Action item.
Tell how many lines in the data contain the string "JSON", using a single number as the whole reply.

Dataset entries.
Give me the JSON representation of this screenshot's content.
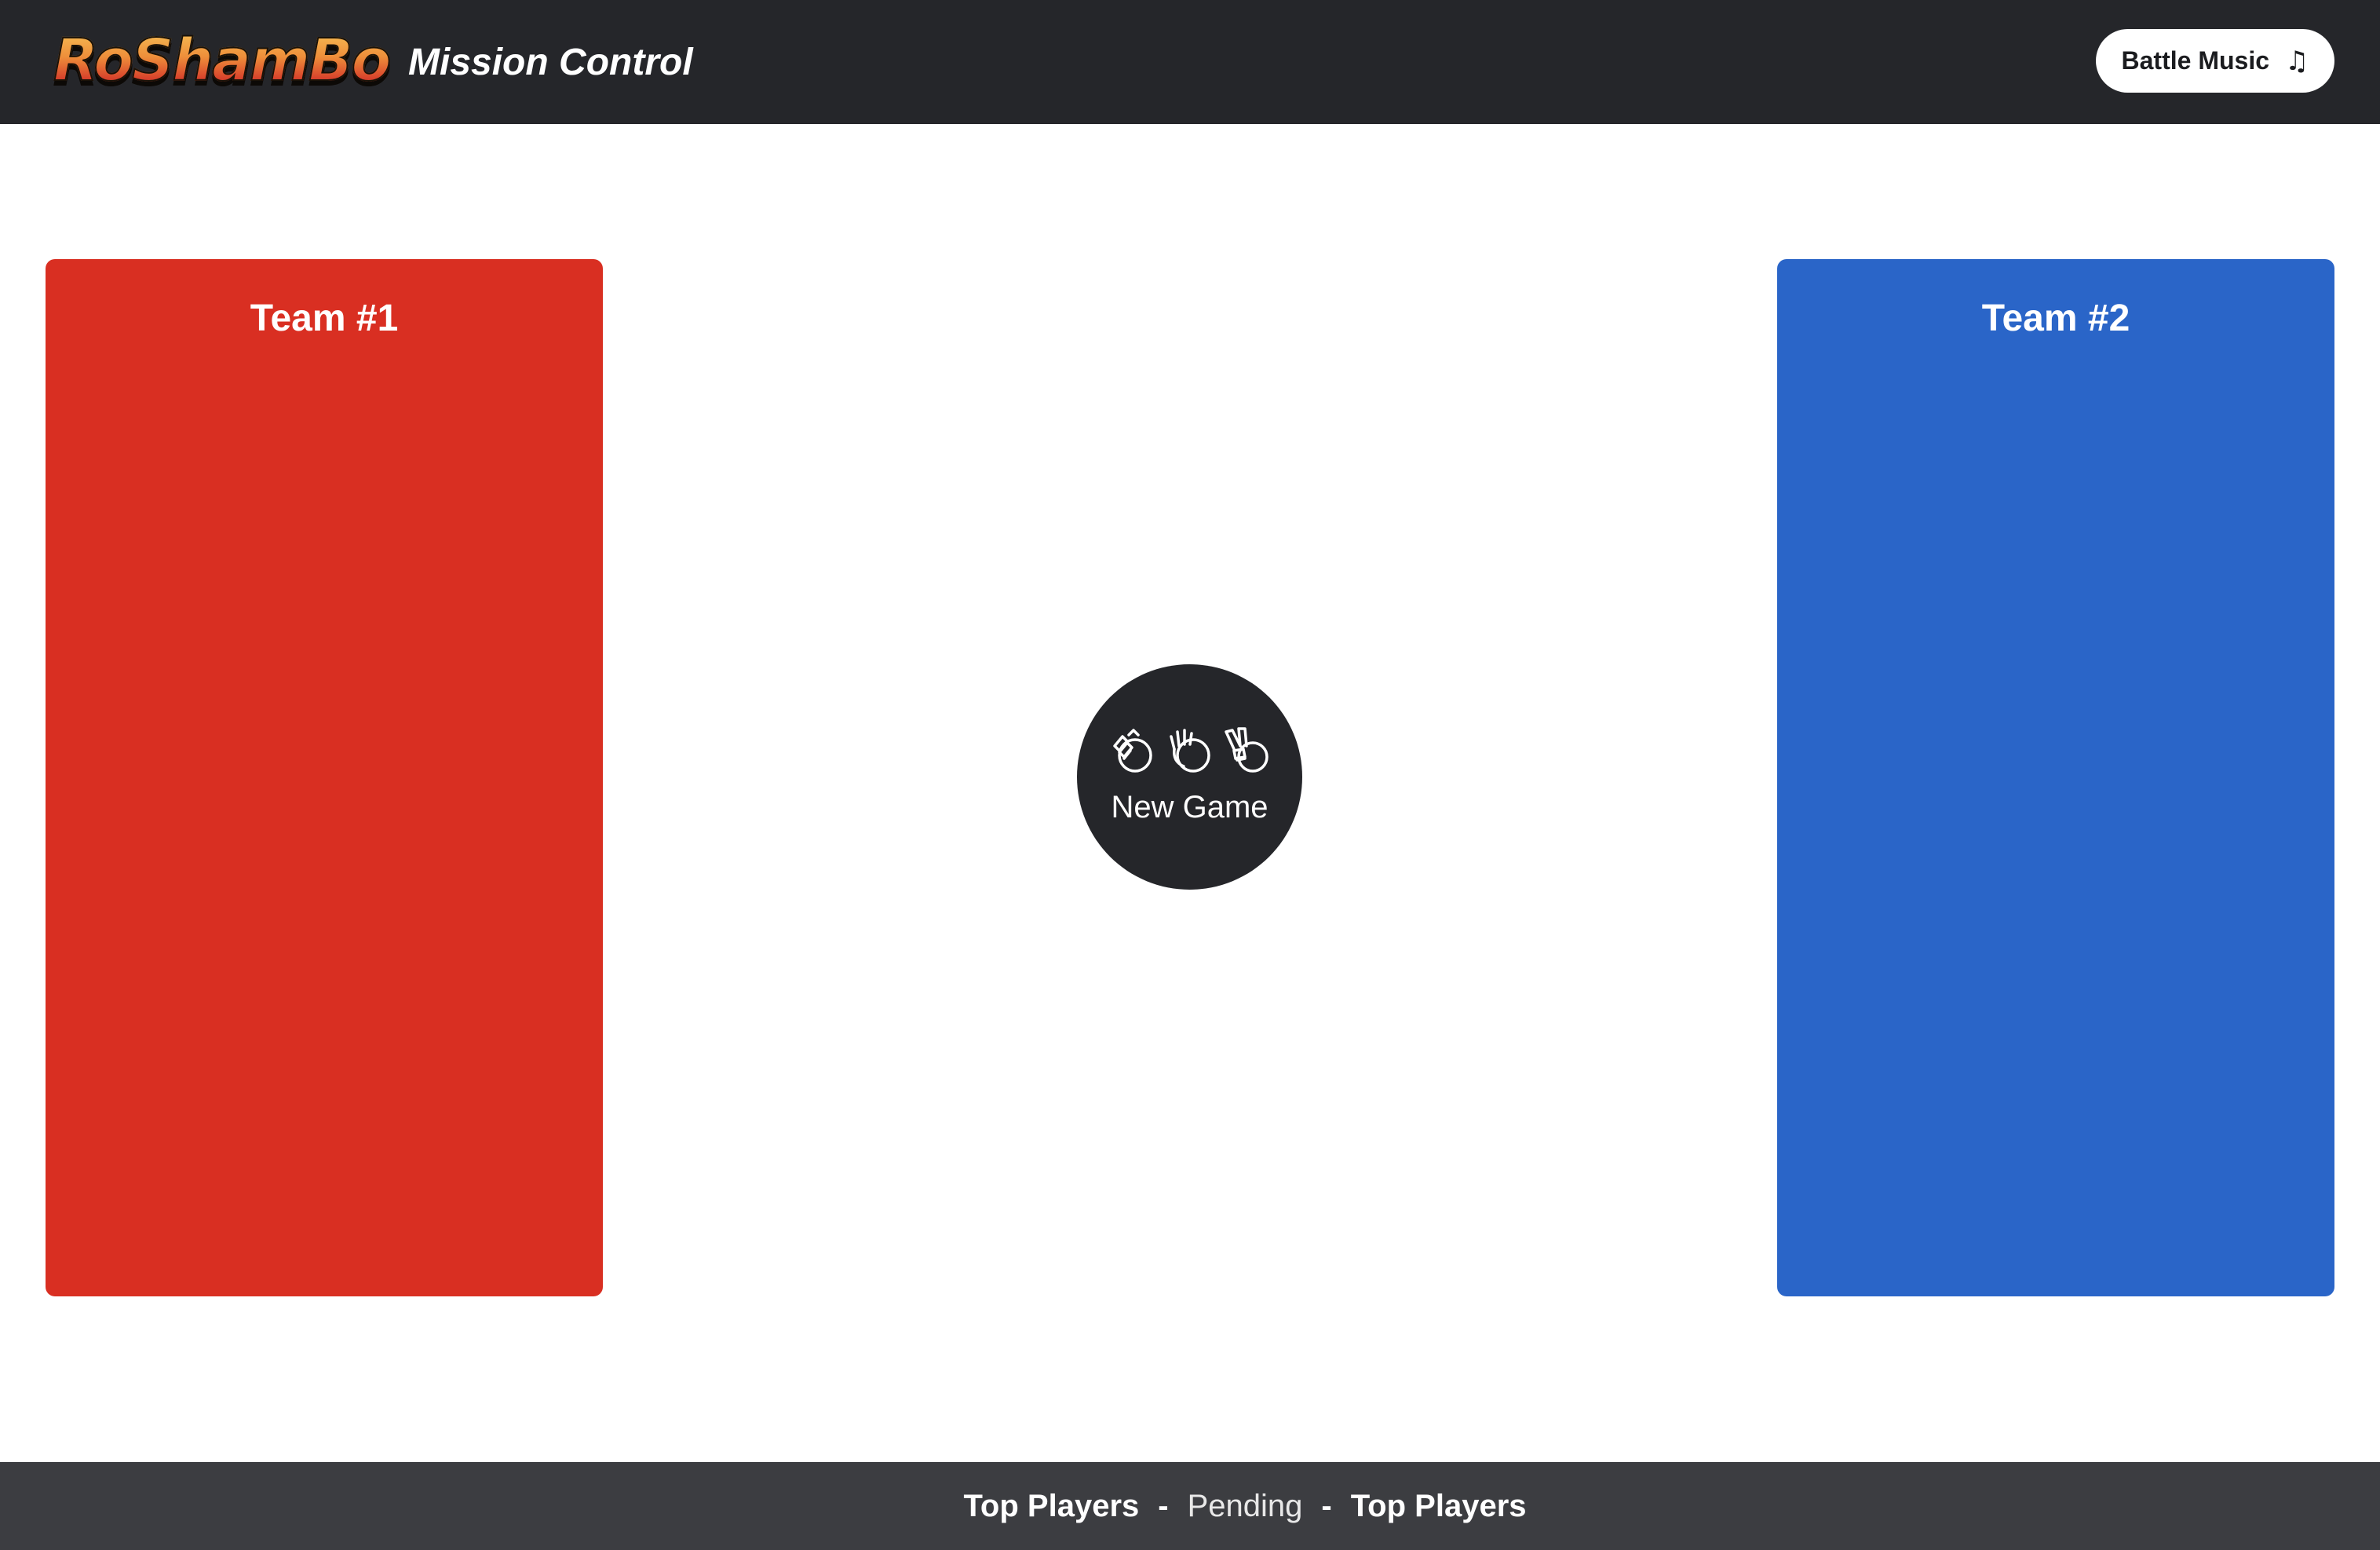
{
  "header": {
    "logo_text": "RoShamBo",
    "title": "Mission Control",
    "music_button": {
      "label": "Battle Music",
      "icon": "music-notes-icon",
      "icon_glyph": "♫"
    }
  },
  "teams": [
    {
      "title": "Team #1",
      "color": "#d92f22"
    },
    {
      "title": "Team #2",
      "color": "#2a65c8"
    }
  ],
  "new_game": {
    "label": "New Game",
    "icons": [
      "rock-hand-icon",
      "paper-hand-icon",
      "scissors-hand-icon"
    ]
  },
  "footer": {
    "left": "Top Players",
    "separator": "-",
    "status": "Pending",
    "right": "Top Players"
  },
  "colors": {
    "header_bg": "#25262a",
    "footer_bg": "#3c3d41",
    "team1": "#d92f22",
    "team2": "#2a65c8"
  }
}
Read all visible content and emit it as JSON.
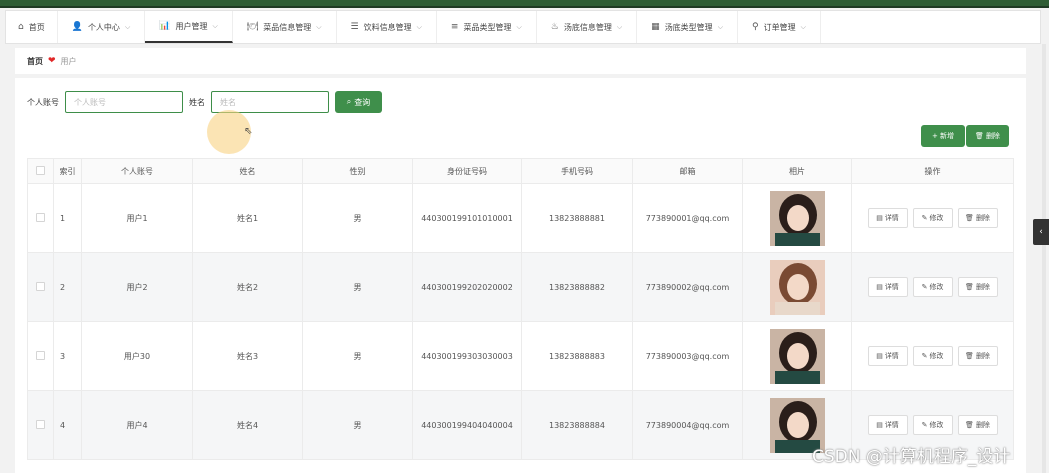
{
  "nav": {
    "items": [
      {
        "label": "首页",
        "icon": "home-icon"
      },
      {
        "label": "个人中心",
        "icon": "user-icon"
      },
      {
        "label": "用户管理",
        "icon": "chart-icon",
        "active": true
      },
      {
        "label": "菜品信息管理",
        "icon": "dish-icon"
      },
      {
        "label": "饮料信息管理",
        "icon": "sliders-icon"
      },
      {
        "label": "菜品类型管理",
        "icon": "list-icon"
      },
      {
        "label": "汤底信息管理",
        "icon": "pot-icon"
      },
      {
        "label": "汤底类型管理",
        "icon": "grid-icon"
      },
      {
        "label": "订单管理",
        "icon": "person-icon"
      }
    ]
  },
  "breadcrumb": {
    "home": "首页",
    "current": "用户"
  },
  "search": {
    "account_label": "个人账号",
    "account_placeholder": "个人账号",
    "name_label": "姓名",
    "name_placeholder": "姓名",
    "query_label": "查询"
  },
  "toolbar": {
    "add_label": "+ 新增",
    "delete_label": "删除"
  },
  "table": {
    "headers": [
      "索引",
      "个人账号",
      "姓名",
      "性别",
      "身份证号码",
      "手机号码",
      "邮箱",
      "相片",
      "操作"
    ],
    "rows": [
      {
        "index": "1",
        "account": "用户1",
        "name": "姓名1",
        "gender": "男",
        "id_card": "440300199101010001",
        "phone": "13823888881",
        "email": "773890001@qq.com",
        "photo": "dark"
      },
      {
        "index": "2",
        "account": "用户2",
        "name": "姓名2",
        "gender": "男",
        "id_card": "440300199202020002",
        "phone": "13823888882",
        "email": "773890002@qq.com",
        "photo": "light"
      },
      {
        "index": "3",
        "account": "用户30",
        "name": "姓名3",
        "gender": "男",
        "id_card": "440300199303030003",
        "phone": "13823888883",
        "email": "773890003@qq.com",
        "photo": "dark"
      },
      {
        "index": "4",
        "account": "用户4",
        "name": "姓名4",
        "gender": "男",
        "id_card": "440300199404040004",
        "phone": "13823888884",
        "email": "773890004@qq.com",
        "photo": "dark"
      }
    ],
    "row_actions": {
      "detail": "详情",
      "edit": "修改",
      "delete": "删除"
    }
  },
  "watermark": "CSDN @计算机程序_设计",
  "colors": {
    "primary": "#3f8f4b",
    "topbar": "#2f5d35"
  }
}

Response to the exercise.
2